I myself was once an «official» mentor in an IKEA program that supported selected talents in the company. We mentors were selected by the mentees, the difference to coaching I remember is that we were always available to them, but the initiative had to come from the mentee. Even if it was successful, this program was not repeated, the results are very individual, hardly measurable and difficult to evaluate.
Why and how I mutated into a sparring partner
It wasn't until I started my repositioning and took a deeper look at my role that I came across the Sparring Partner. Let’s start with the definition:
- Sparring is about the argumentative and friendly wrestling to find the best solution to achieve a defined state or objective. Literally, sparring means «to grapple with someone». The term comes from boxing.
- The sparring partner wants to make the athlete, in the business sector the customer, as fit as possible so that he can compete and succeed. Not writing expert reports, not standing by and giving smart advice, no, going the extra mile and standing on the mat with the customer in training (for example, facilitating a workshop), challenge and support him, for example, play the role of the opponent, take a critical stance on a solution, approach or play the «Advocatus Diaboli» and thus challenge the concept. But always focused on ensuring that the customer is «fit» at the end and appears in the best light. In this sense, a sparring partner is an advisor, consultant and coach all in one!
It clicked with me right away, «This fits, that's me». So:
Why I became a Sparring Partner: The world is volatile, uncertain, complex and ambiguous. Especially those who deal with the future cannot remotely provide an expert opinion or make a recommendation based on a remote diagnosis. The examination of the customer and his concrete situation in his concrete internal and external environment is match decisive. Questions, insights, answers and queries must flow back and forth and insights and provocations from outside the company must be brought in. This is the only viable way the future can be addressed in today's complex and disruptive world.
A Strategic Foresight project, for example, as I approach it, consists of 5 workshop days (2 days «Open the Future», 1 day «Structure the Future» and 2 days «Imagine the Future»). To this I add 15 days for preparation, sharing, post-processing and working out the final outcome. I make sure that the «right» external experts and inputs flow in, guide and moderate the process in such a way that the participants themselves develop relevant and high-quality scenarios, that the crucial elements emerge for a future-ready strategy and that the participants are ready to tackle the future in creation- rather than in adaptation mode.
How I see my role: The key to success is that, as a sparring partner, I immerse myself in the client's world over the course of the project, engage intensively with the company's representatives, and thus enable the scenarios and conclusions that are individually relevant, the extra mile included.
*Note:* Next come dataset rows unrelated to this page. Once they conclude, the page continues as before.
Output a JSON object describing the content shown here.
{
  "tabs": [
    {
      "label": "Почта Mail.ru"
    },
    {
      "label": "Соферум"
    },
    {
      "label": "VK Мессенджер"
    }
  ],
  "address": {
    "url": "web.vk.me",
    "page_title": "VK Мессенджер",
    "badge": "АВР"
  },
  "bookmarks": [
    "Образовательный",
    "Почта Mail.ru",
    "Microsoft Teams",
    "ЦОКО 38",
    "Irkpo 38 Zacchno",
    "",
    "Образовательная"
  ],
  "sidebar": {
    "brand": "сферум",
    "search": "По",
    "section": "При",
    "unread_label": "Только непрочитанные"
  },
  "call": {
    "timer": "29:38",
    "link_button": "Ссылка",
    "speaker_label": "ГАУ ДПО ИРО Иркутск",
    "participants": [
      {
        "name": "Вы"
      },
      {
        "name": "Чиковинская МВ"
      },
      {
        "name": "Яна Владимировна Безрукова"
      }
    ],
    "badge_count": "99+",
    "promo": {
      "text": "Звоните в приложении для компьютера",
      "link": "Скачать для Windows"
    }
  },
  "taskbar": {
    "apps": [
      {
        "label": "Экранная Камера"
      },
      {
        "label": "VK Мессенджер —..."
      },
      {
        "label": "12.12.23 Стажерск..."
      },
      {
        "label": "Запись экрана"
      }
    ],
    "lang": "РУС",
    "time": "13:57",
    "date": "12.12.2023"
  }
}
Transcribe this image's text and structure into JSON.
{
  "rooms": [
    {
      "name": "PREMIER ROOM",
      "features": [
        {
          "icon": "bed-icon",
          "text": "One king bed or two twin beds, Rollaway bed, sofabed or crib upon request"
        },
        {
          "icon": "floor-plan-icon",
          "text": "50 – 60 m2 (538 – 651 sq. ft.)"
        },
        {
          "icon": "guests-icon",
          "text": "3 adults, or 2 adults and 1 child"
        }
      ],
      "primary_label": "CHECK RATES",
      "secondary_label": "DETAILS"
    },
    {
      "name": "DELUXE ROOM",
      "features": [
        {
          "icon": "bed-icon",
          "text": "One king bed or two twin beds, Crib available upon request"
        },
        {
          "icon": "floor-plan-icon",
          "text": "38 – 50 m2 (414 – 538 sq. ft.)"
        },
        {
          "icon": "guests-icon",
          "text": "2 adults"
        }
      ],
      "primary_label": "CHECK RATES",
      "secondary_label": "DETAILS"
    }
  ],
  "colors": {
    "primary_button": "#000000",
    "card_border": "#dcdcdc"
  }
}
It is not enough to conclude with a paper or a PowerPoint. A project is only successful if the customer himself is «fit» to shape his future and he assesses the value of the project as priceless.
What are your experiences with consultants, advisors, coaches and mentors? What do you think of the Sparring Partner concept? I am interested in your feedback, be it as a comment, by connecting on LinkedIn or during a complementory discovery call.
PS Let the future guide your way - the best in life is yet to come.